F21 was there for me when I needed something spectacular to wear for my 21st birthday and had little to no money to my name. The dress I bought I deemed “F21 couture” simply because it cost more than $30 and was sparkly.
And below, yep, this is basically what I wore every night out in college. A sultry “going out” top from Forever 21, boot cut jeans, no coat in the middle of the winter, and heels. Uh huh … I bet you’re enjoying this.
When I graduated college, I moved back home and was completely lost in life. I was making money, but thought luxury was being able to buy everything and anything at F21 since for so long I had to make $20 go far. I also did NOT take care of my clothing (it literally all lived on my bedroom floor). Oh yeah … and I also wanted to be Lady Gaga … desperately. You can tell by the sunglasses I bought at … you guessed it … F21, duck face, and sparkly shirt I’m wearing below (I actually still have that top). (Good God, self).
For the past two years or so, I’ve taken a break from Forever 21, simply because there wasn’t one close to me, leading me to explore other stores and my sense of style. Not to mention Philly has really upped its shopping game adding a Century 21, which, quite frankly, made me the happiest person on the planet.
I started investing in “pieces” and better brands. I became friends with dry cleaners and cobblers, and started to take an interest in my closet organization. Never again did a piece of my hard earned clothing ever take refuge on my bedroom floor (unless I was hungover).
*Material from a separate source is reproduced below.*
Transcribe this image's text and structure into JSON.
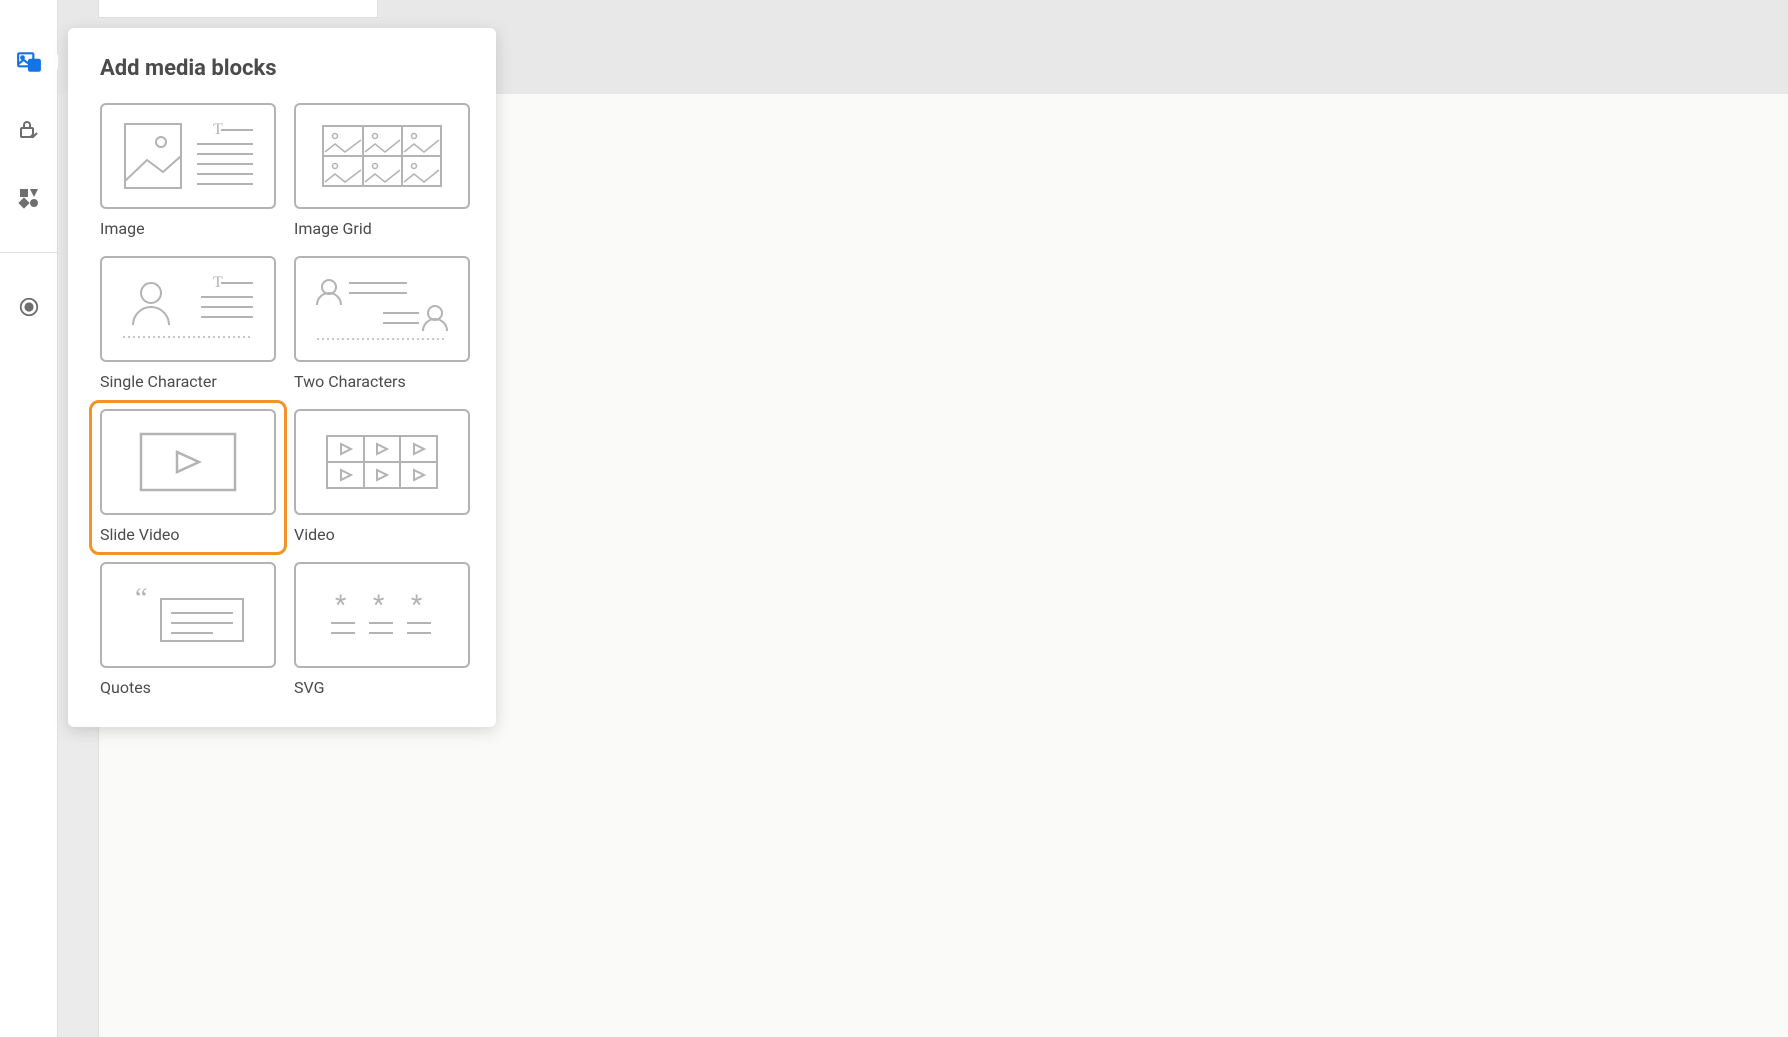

But this past weekend I went back to my old stomping grounds of F21. It was kind of like visiting my alma-mater. The familiar overwhelming feeling of being faced with racks and racks stuffed with too many clothes warmed my soul.
Instead of collecting everything and anything that caught my eye to try on like I did once upon a time, I found myself feeling the fabric, looking at the quality, and seeing if the piece was “timeless” instead of “trendy.”
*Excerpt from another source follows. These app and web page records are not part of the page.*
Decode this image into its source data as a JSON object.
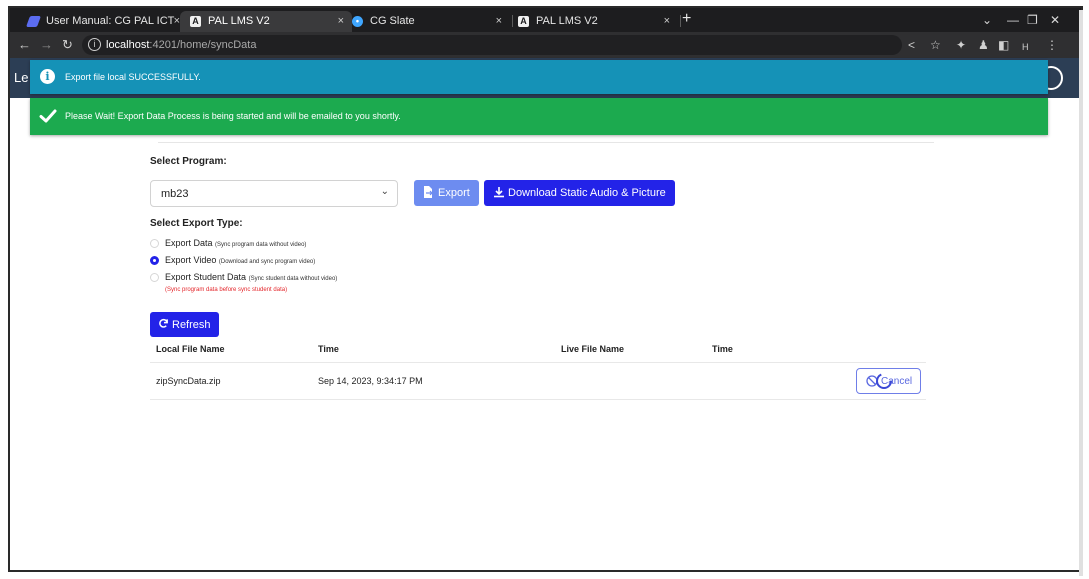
{
  "browser": {
    "tabs": [
      {
        "title": "User Manual: CG PAL ICT",
        "favicon": "user-manual-icon",
        "active": false
      },
      {
        "title": "PAL LMS V2",
        "favicon": "a-logo-icon",
        "active": true
      },
      {
        "title": "CG Slate",
        "favicon": "cg-slate-icon",
        "active": false
      },
      {
        "title": "PAL LMS V2",
        "favicon": "a-logo-icon",
        "active": false
      }
    ],
    "tab_close": "×",
    "new_tab": "+",
    "url_host": "localhost",
    "url_path": ":4201/home/syncData",
    "profile_initial": "H"
  },
  "app": {
    "brand_fragment": "Le"
  },
  "toasts": {
    "info": {
      "icon": "info-icon",
      "message": "Export file local SUCCESSFULLY.",
      "color": "#1592b7"
    },
    "success": {
      "icon": "checkmark-icon",
      "message": "Please Wait! Export Data Process is being started and will be emailed to you shortly.",
      "color": "#1caa4f"
    }
  },
  "form": {
    "program_label": "Select Program:",
    "program_value": "mb23",
    "export_button": "Export",
    "download_button": "Download Static Audio & Picture",
    "export_type_label": "Select Export Type:",
    "export_types": [
      {
        "label": "Export Data",
        "hint": "(Sync program data without video)",
        "checked": false
      },
      {
        "label": "Export Video",
        "hint": "(Download and sync program video)",
        "checked": true
      },
      {
        "label": "Export Student Data",
        "hint": "(Sync student data without video)",
        "checked": false
      }
    ],
    "student_warning": "(Sync program data before sync student data)",
    "refresh_button": "Refresh"
  },
  "table": {
    "headers": [
      "Local File Name",
      "Time",
      "Live File Name",
      "Time"
    ],
    "rows": [
      {
        "local_file": "zipSyncData.zip",
        "time": "Sep 14, 2023, 9:34:17 PM",
        "live_file": "",
        "live_time": "",
        "action": "Cancel"
      }
    ]
  },
  "colors": {
    "primary": "#2323e8",
    "export_button": "#6d8cf0",
    "warning_text": "#e4262b"
  }
}
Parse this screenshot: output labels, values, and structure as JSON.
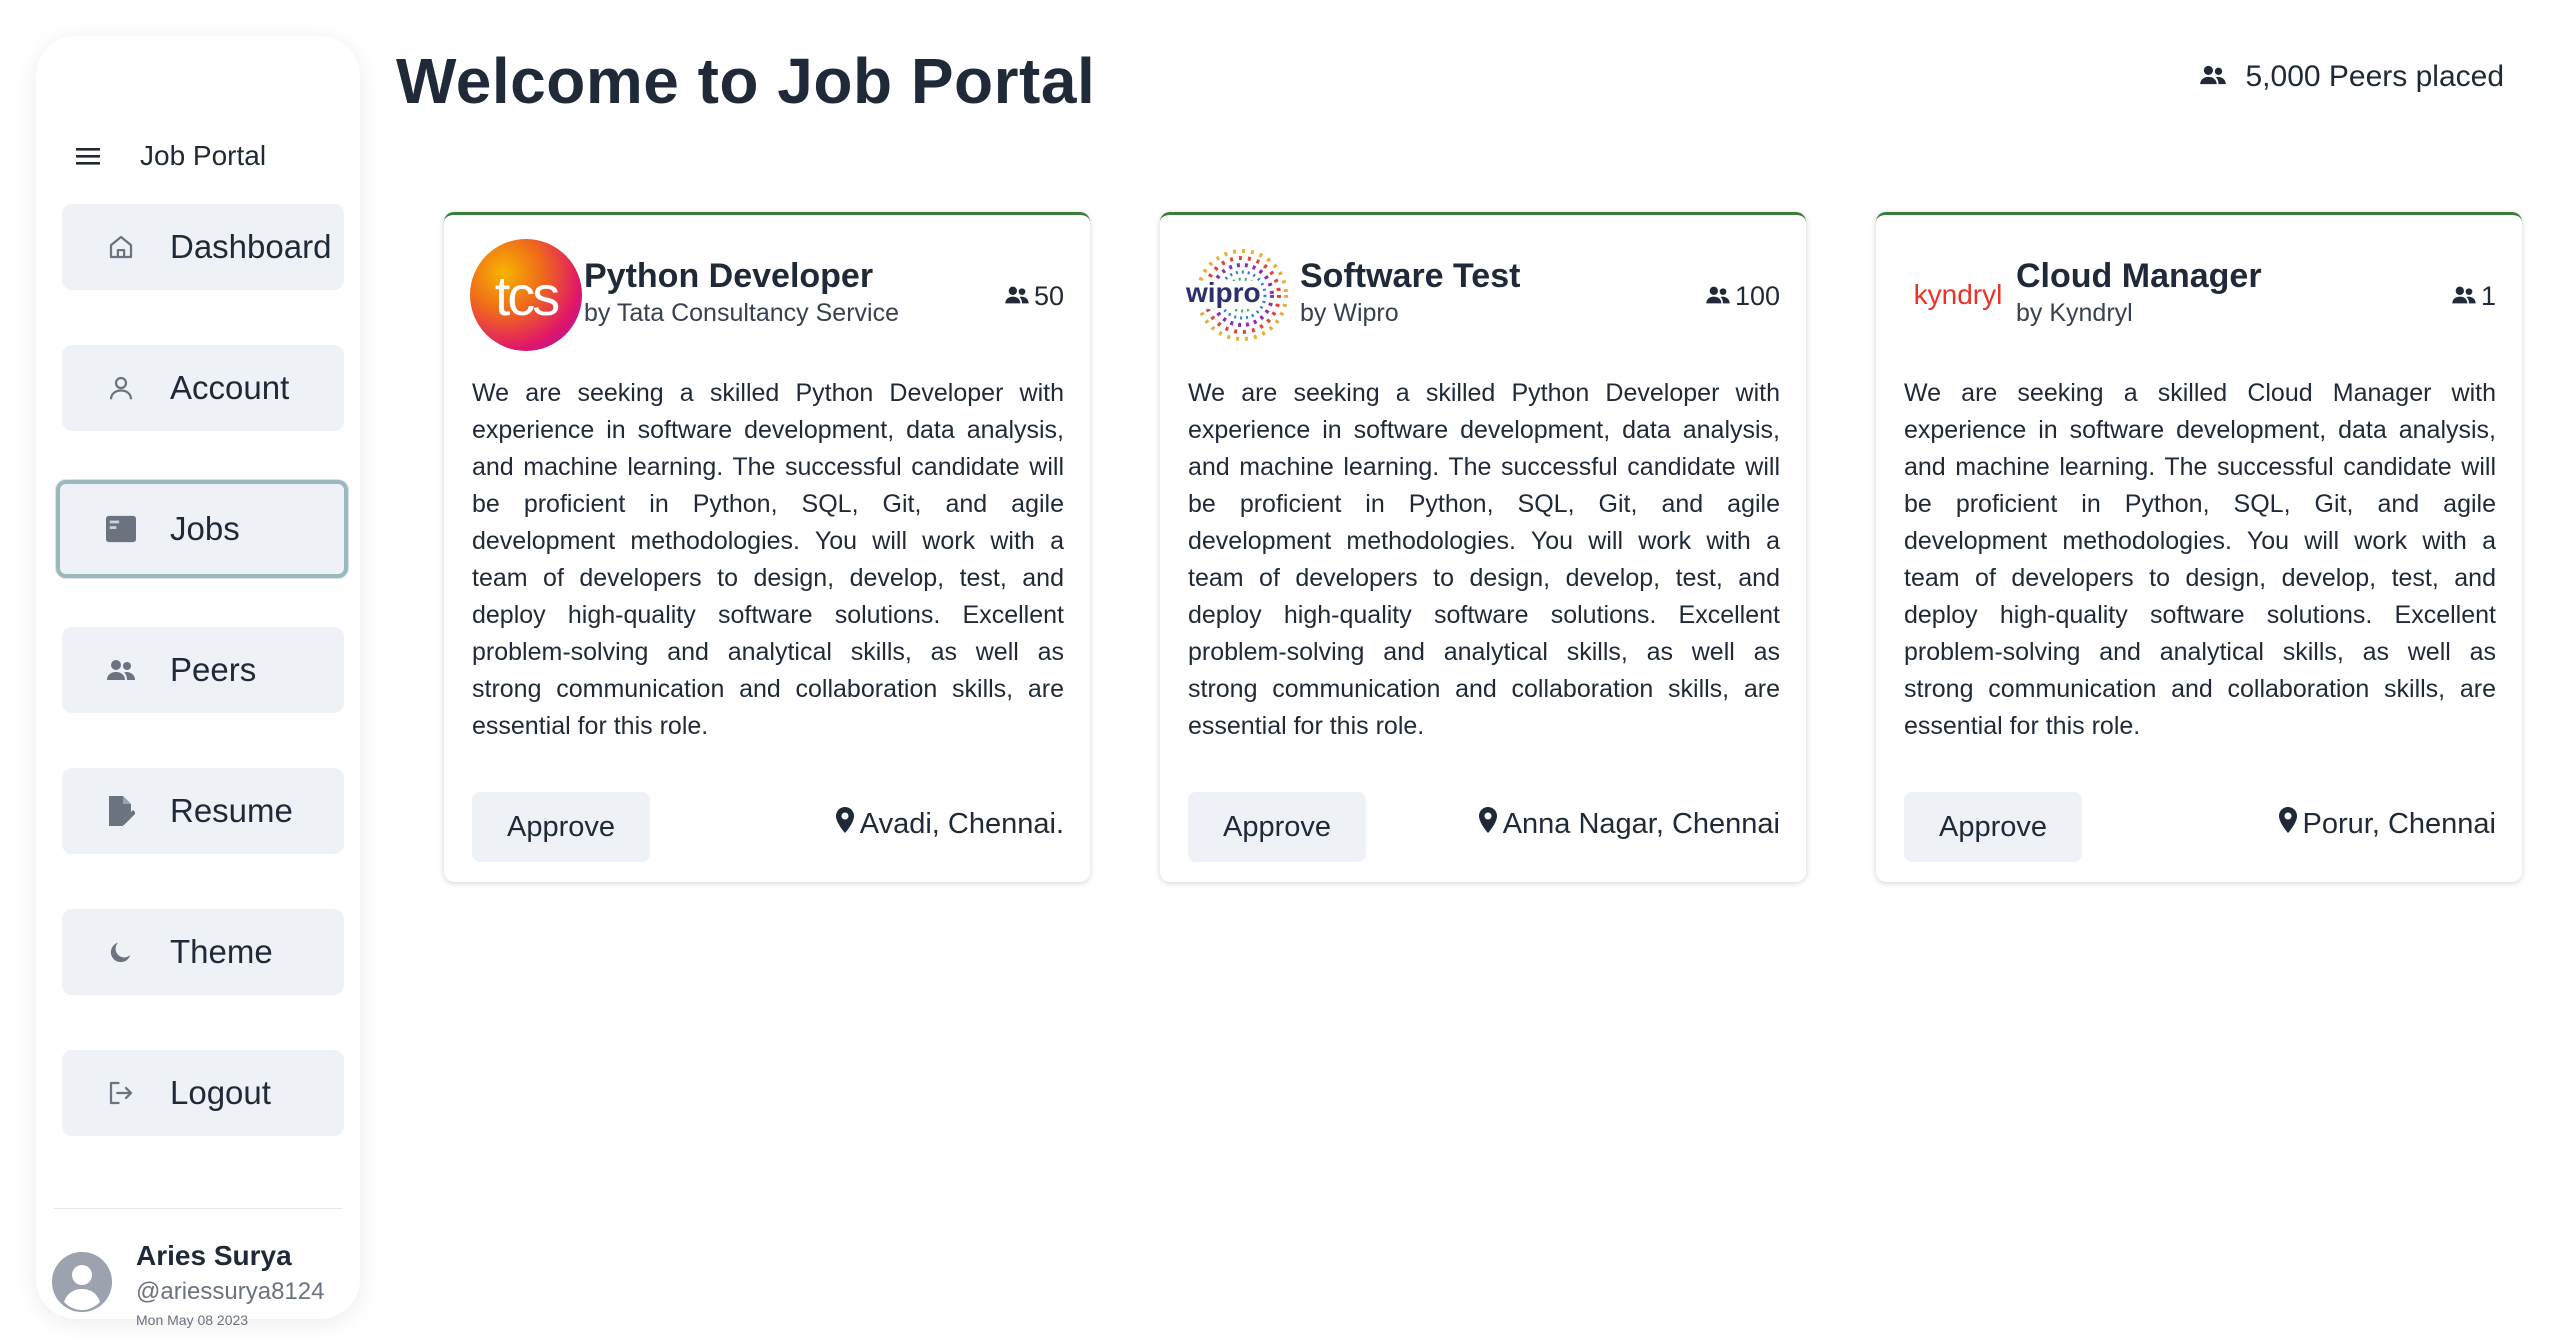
{
  "sidebar": {
    "title": "Job Portal",
    "items": [
      {
        "label": "Dashboard",
        "icon": "home-icon"
      },
      {
        "label": "Account",
        "icon": "user-icon"
      },
      {
        "label": "Jobs",
        "icon": "jobs-card-icon",
        "active": true
      },
      {
        "label": "Peers",
        "icon": "people-icon"
      },
      {
        "label": "Resume",
        "icon": "resume-edit-icon"
      },
      {
        "label": "Theme",
        "icon": "moon-icon"
      },
      {
        "label": "Logout",
        "icon": "logout-icon"
      }
    ],
    "user": {
      "name": "Aries Surya",
      "handle": "@ariessurya8124",
      "date": "Mon May 08 2023"
    }
  },
  "header": {
    "title": "Welcome to Job Portal",
    "placed": "5,000 Peers placed"
  },
  "jobs": [
    {
      "title": "Python Developer",
      "company": "by Tata Consultancy Service",
      "count": "50",
      "logo_text": "tcs",
      "description": "We are seeking a skilled Python Developer with experience in software development, data analysis, and machine learning. The successful candidate will be proficient in Python, SQL, Git, and agile development methodologies. You will work with a team of developers to design, develop, test, and deploy high-quality software solutions. Excellent problem-solving and analytical skills, as well as strong communication and collaboration skills, are essential for this role.",
      "approve_label": "Approve",
      "location": "Avadi, Chennai."
    },
    {
      "title": "Software Test",
      "company": "by Wipro",
      "count": "100",
      "logo_text": "wipro",
      "description": "We are seeking a skilled Python Developer with experience in software development, data analysis, and machine learning. The successful candidate will be proficient in Python, SQL, Git, and agile development methodologies. You will work with a team of developers to design, develop, test, and deploy high-quality software solutions. Excellent problem-solving and analytical skills, as well as strong communication and collaboration skills, are essential for this role.",
      "approve_label": "Approve",
      "location": "Anna Nagar, Chennai"
    },
    {
      "title": "Cloud Manager",
      "company": "by Kyndryl",
      "count": "1",
      "logo_text": "kyndryl",
      "description": "We are seeking a skilled Cloud Manager with experience in software development, data analysis, and machine learning. The successful candidate will be proficient in Python, SQL, Git, and agile development methodologies. You will work with a team of developers to design, develop, test, and deploy high-quality software solutions. Excellent problem-solving and analytical skills, as well as strong communication and collaboration skills, are essential for this role.",
      "approve_label": "Approve",
      "location": "Porur, Chennai"
    }
  ],
  "colors": {
    "card_top_border": "#3a7d3a",
    "nav_bg": "#eef1f5",
    "active_border": "#9bb9bc",
    "icon_gray": "#6b7280"
  }
}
A camel-colored coat caught my eye, so I tried it on. Me five years ago would have purchased it and thought she resembled Kim Kardashian. But modern day me was too caught up in how the fabric looked wrinkled and cheap, something a camel coat should never be, regardless if it was $60, so I passed.
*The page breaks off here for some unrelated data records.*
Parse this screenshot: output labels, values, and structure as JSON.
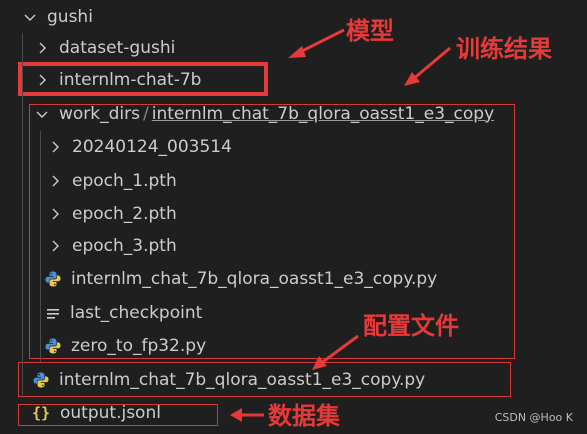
{
  "explorer": {
    "root": {
      "label": "gushi",
      "expanded": true
    },
    "items": [
      {
        "label": "dataset-gushi",
        "type": "folder",
        "expanded": false
      },
      {
        "label": "internlm-chat-7b",
        "type": "folder",
        "expanded": false
      },
      {
        "label": "work_dirs",
        "sub": "internlm_chat_7b_qlora_oasst1_e3_copy",
        "type": "folder",
        "expanded": true
      },
      {
        "label": "20240124_003514",
        "type": "folder",
        "expanded": false
      },
      {
        "label": "epoch_1.pth",
        "type": "folder",
        "expanded": false
      },
      {
        "label": "epoch_2.pth",
        "type": "folder",
        "expanded": false
      },
      {
        "label": "epoch_3.pth",
        "type": "folder",
        "expanded": false
      },
      {
        "label": "internlm_chat_7b_qlora_oasst1_e3_copy.py",
        "type": "python"
      },
      {
        "label": "last_checkpoint",
        "type": "text"
      },
      {
        "label": "zero_to_fp32.py",
        "type": "python"
      },
      {
        "label": "internlm_chat_7b_qlora_oasst1_e3_copy.py",
        "type": "python"
      },
      {
        "label": "output.jsonl",
        "type": "json"
      }
    ],
    "json_icon_glyph": "{}"
  },
  "annotations": {
    "model": "模型",
    "train_result": "训练结果",
    "config_file": "配置文件",
    "dataset": "数据集",
    "color": "#e63a3a"
  },
  "watermark": "CSDN @Hoo K"
}
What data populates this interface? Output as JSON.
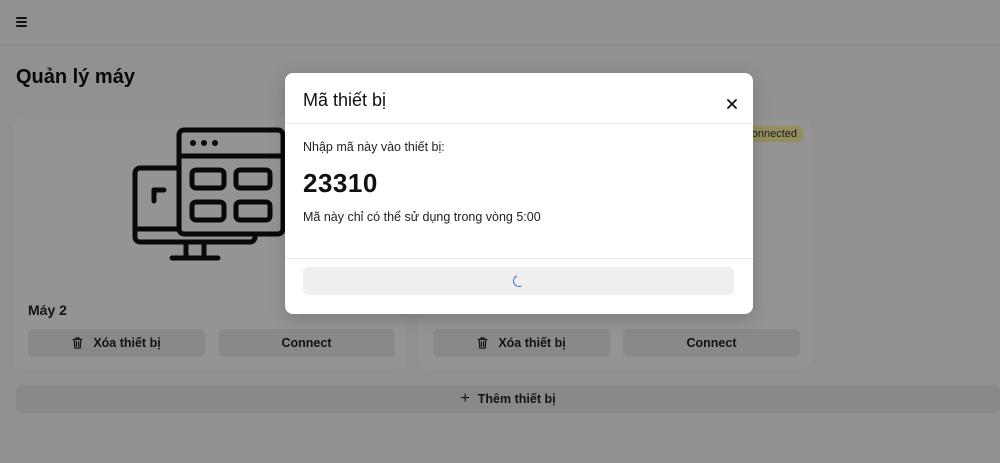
{
  "page": {
    "title": "Quản lý máy"
  },
  "devices": [
    {
      "name": "Máy 2",
      "delete_label": "Xóa thiết bị",
      "connect_label": "Connect"
    },
    {
      "name": "",
      "status": "Connected",
      "delete_label": "Xóa thiết bị",
      "connect_label": "Connect"
    }
  ],
  "add_device_label": "Thêm thiết bị",
  "modal": {
    "title": "Mã thiết bị",
    "prompt": "Nhập mã này vào thiết bị:",
    "code": "23310",
    "validity": "Mã này chỉ có thể sử dụng trong vòng 5:00"
  },
  "icons": {
    "menu": "menu-icon",
    "trash": "trash-icon",
    "plus": "plus-icon",
    "close": "close-icon",
    "device": "device-illustration-icon",
    "spinner": "loading-spinner-icon"
  },
  "colors": {
    "status_badge": "#fff4a3",
    "spinner": "#2f6fd6"
  }
}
After trying on 14 items, I walked away with one. One. A plain jane sweater that was snuggly and something I needed to go with a dress I already owned. What had happened to me and F21?
I was certain that when I turned 30, 40, even 50, I would still be shopping at Forever 21. But as I walked out of the store, I kind of felt like I was turning around and saying, “it’s me … not you!” I knew we were breaking up … and it made me incredibly sad.
People like to hate on Forever 21 and say it’s cheap and silly. I know for a fact without it existing, I could have never explored and found my personal style so easily. And I’m not saying we broke up because I’m so fancy now and only shop at Saks Fifth Avenue and wear Manolo Blaniks and turn my nose up at it :::hair flip:::. Hell no. I have the highest respect for F21. I just think my taste has grown-up a bit. I’m 28, for crying out loud, it happens.
With all of this being said, would I re-think the apple tube dress? Meeeeeh probably.